**About this exercise**
Print the records exactly as given.

**Provided records**
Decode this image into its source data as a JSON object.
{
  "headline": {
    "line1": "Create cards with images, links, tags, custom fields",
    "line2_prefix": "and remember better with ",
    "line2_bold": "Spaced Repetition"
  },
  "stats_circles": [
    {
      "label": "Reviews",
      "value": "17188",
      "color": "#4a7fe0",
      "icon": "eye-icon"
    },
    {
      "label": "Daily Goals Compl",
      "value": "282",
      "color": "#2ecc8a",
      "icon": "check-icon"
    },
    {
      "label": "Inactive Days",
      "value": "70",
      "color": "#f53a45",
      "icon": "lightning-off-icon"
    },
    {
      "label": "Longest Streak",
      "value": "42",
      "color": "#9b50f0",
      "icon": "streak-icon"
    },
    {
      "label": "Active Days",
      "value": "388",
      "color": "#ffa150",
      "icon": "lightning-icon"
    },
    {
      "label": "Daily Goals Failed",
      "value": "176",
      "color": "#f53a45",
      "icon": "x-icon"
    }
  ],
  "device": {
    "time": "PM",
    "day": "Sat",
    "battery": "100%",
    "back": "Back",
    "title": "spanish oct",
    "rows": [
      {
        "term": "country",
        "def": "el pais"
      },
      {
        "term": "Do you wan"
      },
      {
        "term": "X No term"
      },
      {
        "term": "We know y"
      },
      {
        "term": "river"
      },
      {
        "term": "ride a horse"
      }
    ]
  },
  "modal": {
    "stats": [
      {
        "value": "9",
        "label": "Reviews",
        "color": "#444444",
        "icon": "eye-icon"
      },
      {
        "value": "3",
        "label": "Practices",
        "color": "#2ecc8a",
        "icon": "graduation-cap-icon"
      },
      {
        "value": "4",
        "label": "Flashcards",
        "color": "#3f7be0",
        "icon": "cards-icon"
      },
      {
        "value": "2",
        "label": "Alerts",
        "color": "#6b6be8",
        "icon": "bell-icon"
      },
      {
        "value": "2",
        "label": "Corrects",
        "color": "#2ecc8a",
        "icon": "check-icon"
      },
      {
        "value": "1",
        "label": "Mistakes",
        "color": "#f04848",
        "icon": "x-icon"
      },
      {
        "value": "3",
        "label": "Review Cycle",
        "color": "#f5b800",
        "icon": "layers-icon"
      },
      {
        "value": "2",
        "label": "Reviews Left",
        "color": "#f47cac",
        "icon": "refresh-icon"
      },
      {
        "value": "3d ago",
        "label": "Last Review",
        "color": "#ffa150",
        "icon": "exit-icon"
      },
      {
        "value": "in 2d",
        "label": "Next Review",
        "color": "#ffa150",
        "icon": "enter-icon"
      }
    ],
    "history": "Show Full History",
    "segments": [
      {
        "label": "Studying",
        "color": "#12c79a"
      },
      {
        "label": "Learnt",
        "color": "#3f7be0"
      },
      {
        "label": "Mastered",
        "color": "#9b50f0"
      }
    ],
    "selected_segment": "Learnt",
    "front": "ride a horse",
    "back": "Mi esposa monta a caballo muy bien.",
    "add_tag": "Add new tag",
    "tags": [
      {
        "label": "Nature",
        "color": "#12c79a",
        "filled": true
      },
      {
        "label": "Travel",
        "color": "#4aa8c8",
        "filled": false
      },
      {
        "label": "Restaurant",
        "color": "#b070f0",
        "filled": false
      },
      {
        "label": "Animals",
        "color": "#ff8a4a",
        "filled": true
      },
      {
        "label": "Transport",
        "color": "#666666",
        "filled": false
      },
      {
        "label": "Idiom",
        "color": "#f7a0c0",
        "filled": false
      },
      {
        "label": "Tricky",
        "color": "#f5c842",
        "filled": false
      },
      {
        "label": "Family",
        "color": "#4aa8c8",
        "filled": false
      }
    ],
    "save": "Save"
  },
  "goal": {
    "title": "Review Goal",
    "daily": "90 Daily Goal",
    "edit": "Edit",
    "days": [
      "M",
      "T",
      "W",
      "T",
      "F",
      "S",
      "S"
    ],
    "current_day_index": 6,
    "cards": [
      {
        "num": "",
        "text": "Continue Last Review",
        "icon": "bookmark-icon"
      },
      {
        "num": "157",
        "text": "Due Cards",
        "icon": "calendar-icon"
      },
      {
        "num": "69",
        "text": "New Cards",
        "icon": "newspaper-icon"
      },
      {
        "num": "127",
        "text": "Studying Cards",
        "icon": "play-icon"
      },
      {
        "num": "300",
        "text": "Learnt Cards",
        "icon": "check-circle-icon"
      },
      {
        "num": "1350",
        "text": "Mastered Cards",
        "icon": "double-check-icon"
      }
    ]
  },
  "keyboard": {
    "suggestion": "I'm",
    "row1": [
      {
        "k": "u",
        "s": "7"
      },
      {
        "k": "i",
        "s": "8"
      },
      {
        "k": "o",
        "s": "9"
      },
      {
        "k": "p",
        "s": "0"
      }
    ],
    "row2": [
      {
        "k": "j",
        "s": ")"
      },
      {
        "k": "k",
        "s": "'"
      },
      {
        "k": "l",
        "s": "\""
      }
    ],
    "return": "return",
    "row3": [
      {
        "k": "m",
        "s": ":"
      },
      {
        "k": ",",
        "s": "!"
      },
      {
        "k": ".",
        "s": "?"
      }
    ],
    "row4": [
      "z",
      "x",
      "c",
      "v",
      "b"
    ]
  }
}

**Result for this task**
Decode this image into its source data as a JSON object.
{
  "headline": {
    "line1": "Create cards with images, links, tags, custom fields",
    "line2_prefix": "and remember better with ",
    "line2_bold": "Spaced Repetition"
  },
  "stats_circles": [
    {
      "label": "Reviews",
      "value": "17188",
      "color": "#4a7fe0",
      "icon": "eye-icon"
    },
    {
      "label": "Daily Goals Compl",
      "value": "282",
      "color": "#2ecc8a",
      "icon": "check-icon"
    },
    {
      "label": "Inactive Days",
      "value": "70",
      "color": "#f53a45",
      "icon": "lightning-off-icon"
    },
    {
      "label": "Longest Streak",
      "value": "42",
      "color": "#9b50f0",
      "icon": "streak-icon"
    },
    {
      "label": "Active Days",
      "value": "388",
      "color": "#ffa150",
      "icon": "lightning-icon"
    },
    {
      "label": "Daily Goals Failed",
      "value": "176",
      "color": "#f53a45",
      "icon": "x-icon"
    }
  ],
  "device": {
    "time": "PM",
    "day": "Sat",
    "battery": "100%",
    "back": "Back",
    "title": "spanish oct",
    "rows": [
      {
        "term": "country",
        "def": "el pais"
      },
      {
        "term": "Do you wan"
      },
      {
        "term": "X No term"
      },
      {
        "term": "We know y"
      },
      {
        "term": "river"
      },
      {
        "term": "ride a horse"
      }
    ]
  },
  "modal": {
    "stats": [
      {
        "value": "9",
        "label": "Reviews",
        "color": "#444444",
        "icon": "eye-icon"
      },
      {
        "value": "3",
        "label": "Practices",
        "color": "#2ecc8a",
        "icon": "graduation-cap-icon"
      },
      {
        "value": "4",
        "label": "Flashcards",
        "color": "#3f7be0",
        "icon": "cards-icon"
      },
      {
        "value": "2",
        "label": "Alerts",
        "color": "#6b6be8",
        "icon": "bell-icon"
      },
      {
        "value": "2",
        "label": "Corrects",
        "color": "#2ecc8a",
        "icon": "check-icon"
      },
      {
        "value": "1",
        "label": "Mistakes",
        "color": "#f04848",
        "icon": "x-icon"
      },
      {
        "value": "3",
        "label": "Review Cycle",
        "color": "#f5b800",
        "icon": "layers-icon"
      },
      {
        "value": "2",
        "label": "Reviews Left",
        "color": "#f47cac",
        "icon": "refresh-icon"
      },
      {
        "value": "3d ago",
        "label": "Last Review",
        "color": "#ffa150",
        "icon": "exit-icon"
      },
      {
        "value": "in 2d",
        "label": "Next Review",
        "color": "#ffa150",
        "icon": "enter-icon"
      }
    ],
    "history": "Show Full History",
    "segments": [
      {
        "label": "Studying",
        "color": "#12c79a"
      },
      {
        "label": "Learnt",
        "color": "#3f7be0"
      },
      {
        "label": "Mastered",
        "color": "#9b50f0"
      }
    ],
    "selected_segment": "Learnt",
    "front": "ride a horse",
    "back": "Mi esposa monta a caballo muy bien.",
    "add_tag": "Add new tag",
    "tags": [
      {
        "label": "Nature",
        "color": "#12c79a",
        "filled": true
      },
      {
        "label": "Travel",
        "color": "#4aa8c8",
        "filled": false
      },
      {
        "label": "Restaurant",
        "color": "#b070f0",
        "filled": false
      },
      {
        "label": "Animals",
        "color": "#ff8a4a",
        "filled": true
      },
      {
        "label": "Transport",
        "color": "#666666",
        "filled": false
      },
      {
        "label": "Idiom",
        "color": "#f7a0c0",
        "filled": false
      },
      {
        "label": "Tricky",
        "color": "#f5c842",
        "filled": false
      },
      {
        "label": "Family",
        "color": "#4aa8c8",
        "filled": false
      }
    ],
    "save": "Save"
  },
  "goal": {
    "title": "Review Goal",
    "daily": "90 Daily Goal",
    "edit": "Edit",
    "days": [
      "M",
      "T",
      "W",
      "T",
      "F",
      "S",
      "S"
    ],
    "current_day_index": 6,
    "cards": [
      {
        "num": "",
        "text": "Continue Last Review",
        "icon": "bookmark-icon"
      },
      {
        "num": "157",
        "text": "Due Cards",
        "icon": "calendar-icon"
      },
      {
        "num": "69",
        "text": "New Cards",
        "icon": "newspaper-icon"
      },
      {
        "num": "127",
        "text": "Studying Cards",
        "icon": "play-icon"
      },
      {
        "num": "300",
        "text": "Learnt Cards",
        "icon": "check-circle-icon"
      },
      {
        "num": "1350",
        "text": "Mastered Cards",
        "icon": "double-check-icon"
      }
    ]
  },
  "keyboard": {
    "suggestion": "I'm",
    "row1": [
      {
        "k": "u",
        "s": "7"
      },
      {
        "k": "i",
        "s": "8"
      },
      {
        "k": "o",
        "s": "9"
      },
      {
        "k": "p",
        "s": "0"
      }
    ],
    "row2": [
      {
        "k": "j",
        "s": ")"
      },
      {
        "k": "k",
        "s": "'"
      },
      {
        "k": "l",
        "s": "\""
      }
    ],
    "return": "return",
    "row3": [
      {
        "k": "m",
        "s": ":"
      },
      {
        "k": ",",
        "s": "!"
      },
      {
        "k": ".",
        "s": "?"
      }
    ],
    "row4": [
      "z",
      "x",
      "c",
      "v",
      "b"
    ]
  }
}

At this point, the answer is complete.